Heather Wolpert-Gawron

Viewing: tween

Marketing Metacognition

Marketing Metacognition

By on January 25, 2009

So I just got the January MindWare catalogue and I realize that here we have a toy catalogue that is solely for metacognitive purchases.  So this got me thinking: how can schools market metacognition?  I realized, of course, that until

Metacognitive Poetry: Writing About Thinking While Writing Lesson

Metacognitive Poetry: Writing About Thinking While Writing Lesson

By on January 23, 2009

Here’s a great metacognitive lesson that integrates poetry.  Or is it a poetry lesson that is metacognitive?  (Shrug)  I believe that good writing and great structure can be taught through mimicking great authors.  Using this philosophy as my guide, my

NewsHour with Jim Leher: Michelle Rhee

NewsHour with Jim Leher: Michelle Rhee

By on January 17, 2009

I recently watched John Merrow’s interview with Michelle Rhee on the NewsHour.  Michelle seems like a real mixed blessing for education. On one hand, she’s willing to clean house, and education does seriously need it.  On the other hand, however,

Skills vs. Strategies: UCI Writing Project Challenge

Skills vs. Strategies: UCI Writing Project Challenge

By on January 16, 2009

The UCI Writers Project has monthly meetings for its alumni where we discuss certain topics, bringing our field studies and expertise into the conversation.  Last night we tackled an issue related to developing a common language: Skills vs. Strategies. Many

Sesame Street: Word on the Street

Sesame Street: Word on the Street

By on January 12, 2009

OK, so as I write this I’m watching Sesame Street with my 2 year old.  This big-feathered muppet just announced that the Word on the Street is, get this…Struggle.  I kid you not.  I guess times are tough even on

God bless us, everyone…

God bless us, everyone…

By on January 4, 2009

On Christmas Eve, my 2 year-old son and I were driving home to meet my husband, when our Honda CR-V was hit by another car.  It was pretty bad.  But it could have been much worse, for which we are

Judging Websites for History Day

Judging Websites for History Day

By on December 19, 2008

Yesterday I was proud to judge a number of our group website entries for our History Day competition.  Three of our history teachers use History Day as a project-based learning opportunity for all of their students.  These students have their
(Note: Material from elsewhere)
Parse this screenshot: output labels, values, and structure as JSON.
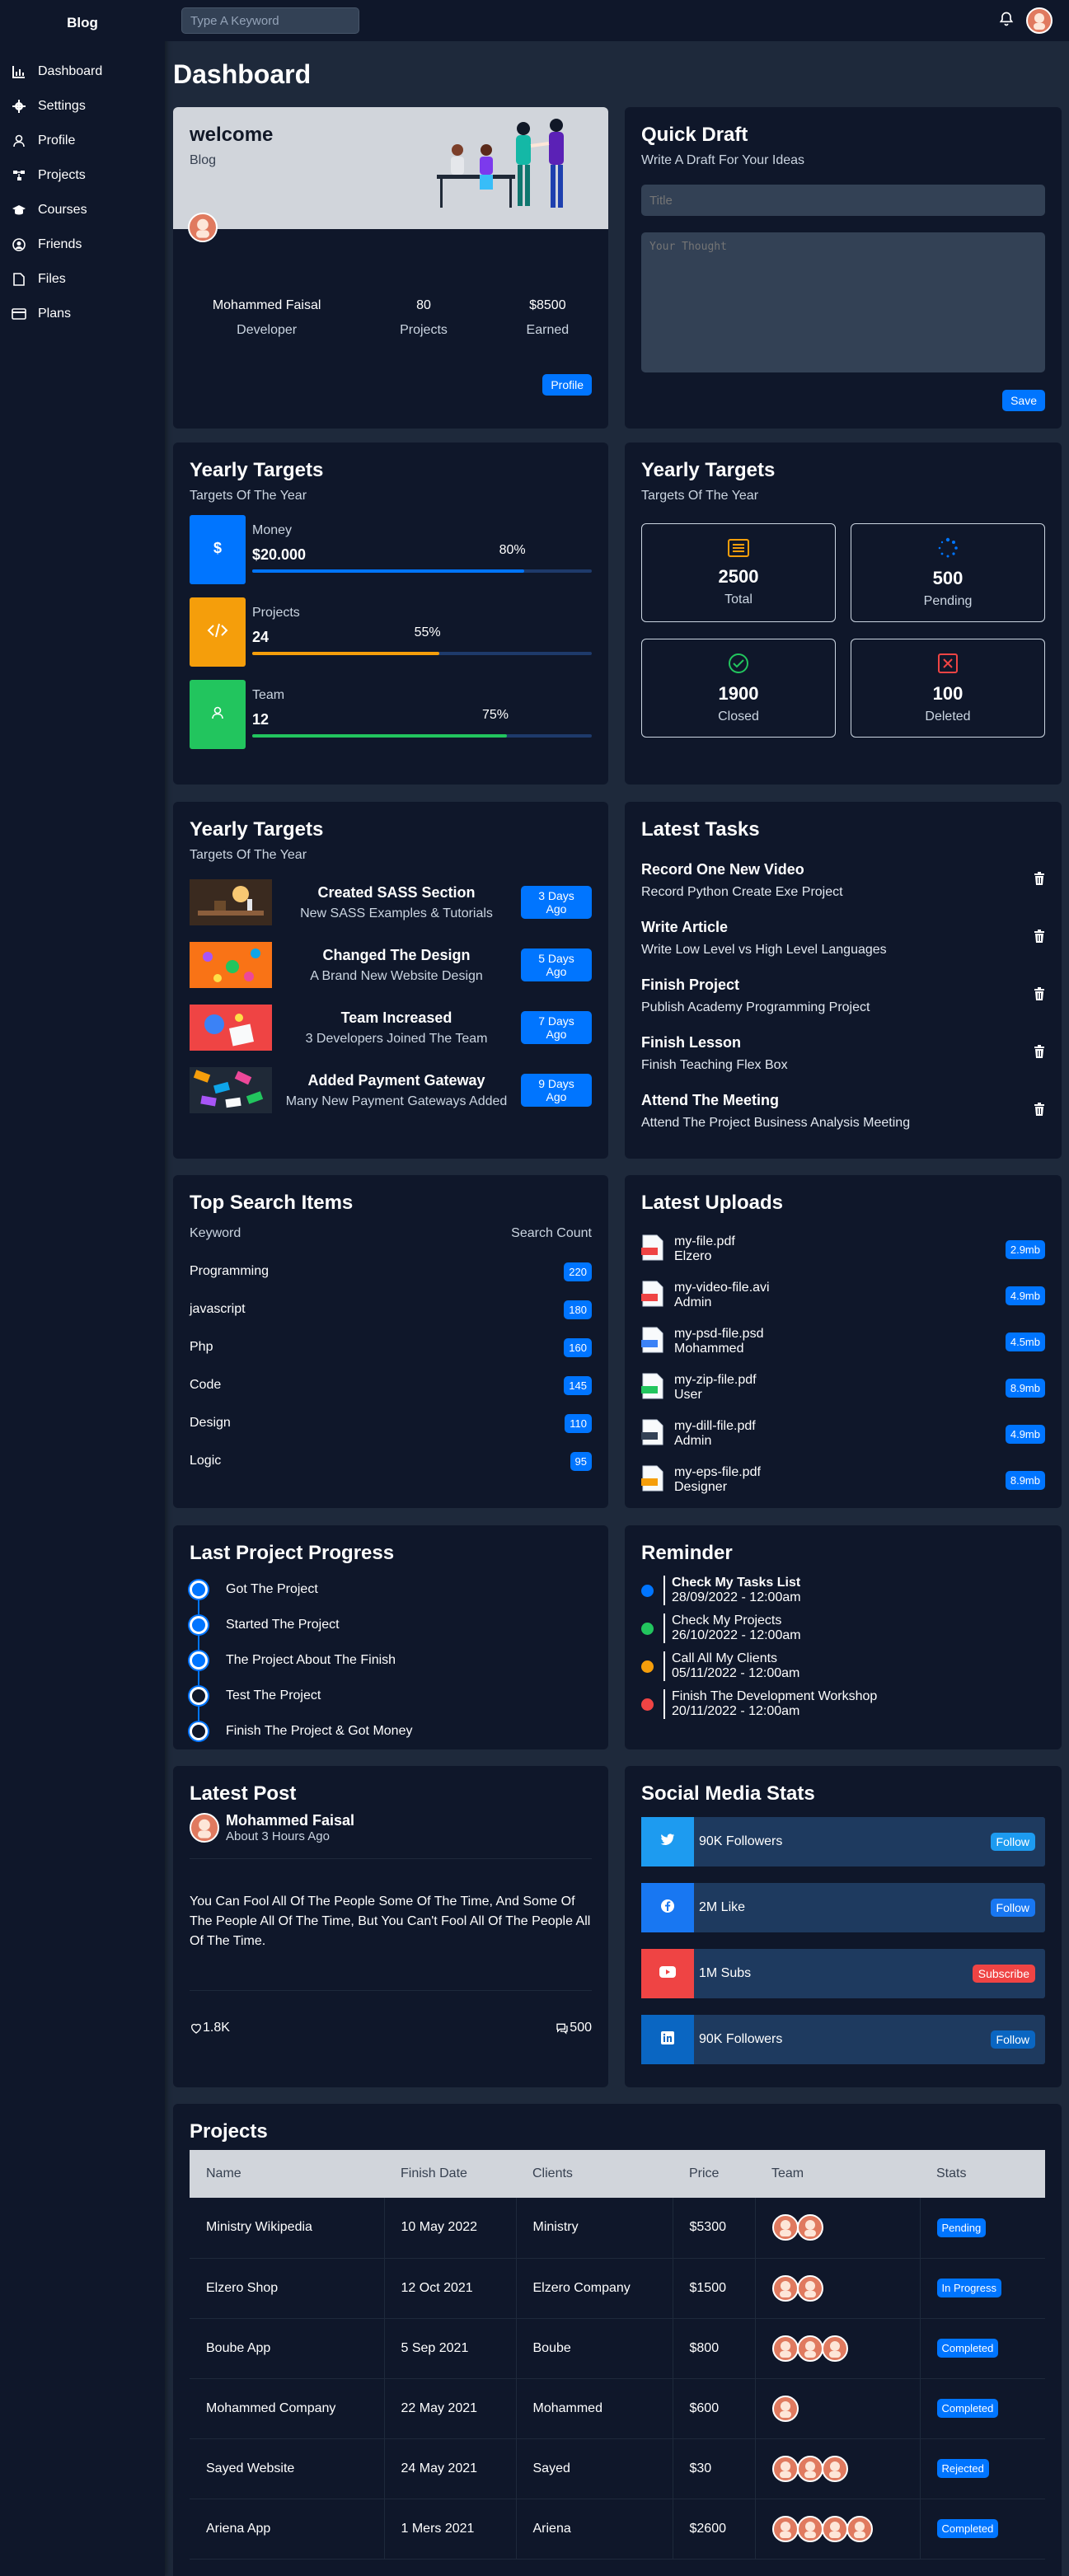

CUE update of my sessions

CUE update of my sessions

By on December 16, 2008

So I will be presenting again at CUE this year.  My session, “Podcasting with 70 Middle Schoolers – RU Crazy?!”  has received some great comments in the past and as I’ve tweaked the class, I’ve updated my presentation as well.

Obama and World of Warcraft

Obama and World of Warcraft

By on November 11, 2008

Where were you when?  It’s a question I asked my readers and my classes the day after the election, and you know what answer I heard the most often?  Ironforge.

Hola, soy redesignated…

Hola, soy redesignated…

By on November 7, 2008

So, please, somebody tell me how this scenario is best for the child: Recently, I received a student, a full quarter into the school year, from our ELD classes.  That’s not the problem as much as the fact that she

Book Review: The Graveyard Book by Neil Gaiman

Book Review: The Graveyard Book by Neil Gaiman

By on October 20, 2008

You know when you enjoy a book so much you begin to slow down towards the end just to make the sweetness last?  Well, Neil Gaiman’s The Graveyard Book is one of those.  NG writes with a rhythm in his

The Excitement Graph: Plot and Word Choice

The Excitement Graph: Plot and Word Choice

By on October 2, 2008

Every year, I do this activity when teaching Narrative Plot.  I’ve used it from 3rd grade to 12th grade.  I learned a version of it first in 1993 at a UCLA Extension class on “Teaching Reading to Secondary Students” and

The snail wins the race…with RSP

The snail wins the race…with RSP

By on October 1, 2008

Just a brief post of victory to share: At the beginning of Sept 2007, I gave a pre-assessment to my class in order to learn their levels and begin the process of differentiation.  I looked through the results and my

Book Review: Breaking Dawn (Cliff Notes of the Stephanie Meyer’s series)

Book Review: Breaking Dawn (Cliff Notes of the Stephanie Meyer’s series)

By on September 26, 2008

Look, I’m a big believer in reading what the kids are reading, so I picked up the first in this crapfest of a series.  I was a big Anne Rice fan during my middle school years, so clearly I’m not